● TASK BRIEF
The data shown below should all be retyped exactly.

Data extracted from a collection
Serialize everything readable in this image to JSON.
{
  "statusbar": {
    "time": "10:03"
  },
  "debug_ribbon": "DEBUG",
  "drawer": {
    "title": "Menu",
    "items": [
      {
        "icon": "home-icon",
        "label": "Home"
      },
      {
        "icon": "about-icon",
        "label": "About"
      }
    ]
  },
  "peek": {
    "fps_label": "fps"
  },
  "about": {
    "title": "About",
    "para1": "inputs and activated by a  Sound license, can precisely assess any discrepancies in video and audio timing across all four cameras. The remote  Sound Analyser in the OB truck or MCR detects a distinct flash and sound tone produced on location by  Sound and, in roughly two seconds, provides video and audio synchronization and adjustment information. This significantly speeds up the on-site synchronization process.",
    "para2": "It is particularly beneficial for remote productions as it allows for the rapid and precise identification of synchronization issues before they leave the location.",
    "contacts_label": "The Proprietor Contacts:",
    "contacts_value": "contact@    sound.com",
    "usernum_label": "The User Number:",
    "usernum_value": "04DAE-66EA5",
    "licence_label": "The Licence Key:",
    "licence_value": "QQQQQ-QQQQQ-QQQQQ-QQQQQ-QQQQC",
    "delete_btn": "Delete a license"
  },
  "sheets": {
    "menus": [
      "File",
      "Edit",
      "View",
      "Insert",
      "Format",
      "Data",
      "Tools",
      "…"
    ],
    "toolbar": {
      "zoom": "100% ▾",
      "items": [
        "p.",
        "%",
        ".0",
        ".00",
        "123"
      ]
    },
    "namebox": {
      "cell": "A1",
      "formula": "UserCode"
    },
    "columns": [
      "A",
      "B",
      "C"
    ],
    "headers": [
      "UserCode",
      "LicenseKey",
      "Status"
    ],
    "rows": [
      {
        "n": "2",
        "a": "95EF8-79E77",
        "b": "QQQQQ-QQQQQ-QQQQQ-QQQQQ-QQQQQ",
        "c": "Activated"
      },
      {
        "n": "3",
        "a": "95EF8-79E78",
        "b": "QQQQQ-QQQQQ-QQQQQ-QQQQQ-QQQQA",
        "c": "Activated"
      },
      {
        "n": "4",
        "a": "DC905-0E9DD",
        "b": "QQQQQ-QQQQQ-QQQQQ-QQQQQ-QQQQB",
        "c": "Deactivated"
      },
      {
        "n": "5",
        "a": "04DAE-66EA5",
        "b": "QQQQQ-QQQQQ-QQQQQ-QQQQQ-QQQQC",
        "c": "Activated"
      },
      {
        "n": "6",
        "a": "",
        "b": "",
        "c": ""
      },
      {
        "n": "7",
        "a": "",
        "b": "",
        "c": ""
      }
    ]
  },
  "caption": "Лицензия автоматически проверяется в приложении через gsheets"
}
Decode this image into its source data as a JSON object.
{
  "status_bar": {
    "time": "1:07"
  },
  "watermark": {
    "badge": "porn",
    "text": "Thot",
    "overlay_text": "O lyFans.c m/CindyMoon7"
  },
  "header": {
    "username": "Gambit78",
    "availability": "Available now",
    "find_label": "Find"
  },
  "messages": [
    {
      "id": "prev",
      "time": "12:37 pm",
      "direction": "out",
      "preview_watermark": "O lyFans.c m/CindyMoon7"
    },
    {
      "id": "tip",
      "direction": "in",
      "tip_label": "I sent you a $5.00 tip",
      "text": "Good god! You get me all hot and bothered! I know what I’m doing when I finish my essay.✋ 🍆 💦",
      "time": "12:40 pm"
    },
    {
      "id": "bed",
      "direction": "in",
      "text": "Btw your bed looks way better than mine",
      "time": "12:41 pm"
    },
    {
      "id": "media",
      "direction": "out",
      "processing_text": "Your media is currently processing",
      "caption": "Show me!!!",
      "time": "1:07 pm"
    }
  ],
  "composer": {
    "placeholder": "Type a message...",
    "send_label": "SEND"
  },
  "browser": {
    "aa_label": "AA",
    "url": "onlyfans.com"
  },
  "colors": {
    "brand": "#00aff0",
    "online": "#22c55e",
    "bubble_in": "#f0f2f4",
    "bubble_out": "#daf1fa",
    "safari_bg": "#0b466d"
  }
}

● SOLUTION FOR THIS EXERCISE
Serialize everything readable in this image to JSON.
{
  "statusbar": {
    "time": "10:03"
  },
  "debug_ribbon": "DEBUG",
  "drawer": {
    "title": "Menu",
    "items": [
      {
        "icon": "home-icon",
        "label": "Home"
      },
      {
        "icon": "about-icon",
        "label": "About"
      }
    ]
  },
  "peek": {
    "fps_label": "fps"
  },
  "about": {
    "title": "About",
    "para1": "inputs and activated by a  Sound license, can precisely assess any discrepancies in video and audio timing across all four cameras. The remote  Sound Analyser in the OB truck or MCR detects a distinct flash and sound tone produced on location by  Sound and, in roughly two seconds, provides video and audio synchronization and adjustment information. This significantly speeds up the on-site synchronization process.",
    "para2": "It is particularly beneficial for remote productions as it allows for the rapid and precise identification of synchronization issues before they leave the location.",
    "contacts_label": "The Proprietor Contacts:",
    "contacts_value": "contact@    sound.com",
    "usernum_label": "The User Number:",
    "usernum_value": "04DAE-66EA5",
    "licence_label": "The Licence Key:",
    "licence_value": "QQQQQ-QQQQQ-QQQQQ-QQQQQ-QQQQC",
    "delete_btn": "Delete a license"
  },
  "sheets": {
    "menus": [
      "File",
      "Edit",
      "View",
      "Insert",
      "Format",
      "Data",
      "Tools",
      "…"
    ],
    "toolbar": {
      "zoom": "100% ▾",
      "items": [
        "p.",
        "%",
        ".0",
        ".00",
        "123"
      ]
    },
    "namebox": {
      "cell": "A1",
      "formula": "UserCode"
    },
    "columns": [
      "A",
      "B",
      "C"
    ],
    "headers": [
      "UserCode",
      "LicenseKey",
      "Status"
    ],
    "rows": [
      {
        "n": "2",
        "a": "95EF8-79E77",
        "b": "QQQQQ-QQQQQ-QQQQQ-QQQQQ-QQQQQ",
        "c": "Activated"
      },
      {
        "n": "3",
        "a": "95EF8-79E78",
        "b": "QQQQQ-QQQQQ-QQQQQ-QQQQQ-QQQQA",
        "c": "Activated"
      },
      {
        "n": "4",
        "a": "DC905-0E9DD",
        "b": "QQQQQ-QQQQQ-QQQQQ-QQQQQ-QQQQB",
        "c": "Deactivated"
      },
      {
        "n": "5",
        "a": "04DAE-66EA5",
        "b": "QQQQQ-QQQQQ-QQQQQ-QQQQQ-QQQQC",
        "c": "Activated"
      },
      {
        "n": "6",
        "a": "",
        "b": "",
        "c": ""
      },
      {
        "n": "7",
        "a": "",
        "b": "",
        "c": ""
      }
    ]
  },
  "caption": "Лицензия автоматически проверяется в приложении через gsheets"
}
Decode this image into its source data as a JSON object.
{
  "status_bar": {
    "time": "1:07"
  },
  "watermark": {
    "badge": "porn",
    "text": "Thot",
    "overlay_text": "O lyFans.c m/CindyMoon7"
  },
  "header": {
    "username": "Gambit78",
    "availability": "Available now",
    "find_label": "Find"
  },
  "messages": [
    {
      "id": "prev",
      "time": "12:37 pm",
      "direction": "out",
      "preview_watermark": "O lyFans.c m/CindyMoon7"
    },
    {
      "id": "tip",
      "direction": "in",
      "tip_label": "I sent you a $5.00 tip",
      "text": "Good god! You get me all hot and bothered! I know what I’m doing when I finish my essay.✋ 🍆 💦",
      "time": "12:40 pm"
    },
    {
      "id": "bed",
      "direction": "in",
      "text": "Btw your bed looks way better than mine",
      "time": "12:41 pm"
    },
    {
      "id": "media",
      "direction": "out",
      "processing_text": "Your media is currently processing",
      "caption": "Show me!!!",
      "time": "1:07 pm"
    }
  ],
  "composer": {
    "placeholder": "Type a message...",
    "send_label": "SEND"
  },
  "browser": {
    "aa_label": "AA",
    "url": "onlyfans.com"
  },
  "colors": {
    "brand": "#00aff0",
    "online": "#22c55e",
    "bubble_in": "#f0f2f4",
    "bubble_out": "#daf1fa",
    "safari_bg": "#0b466d"
  }
}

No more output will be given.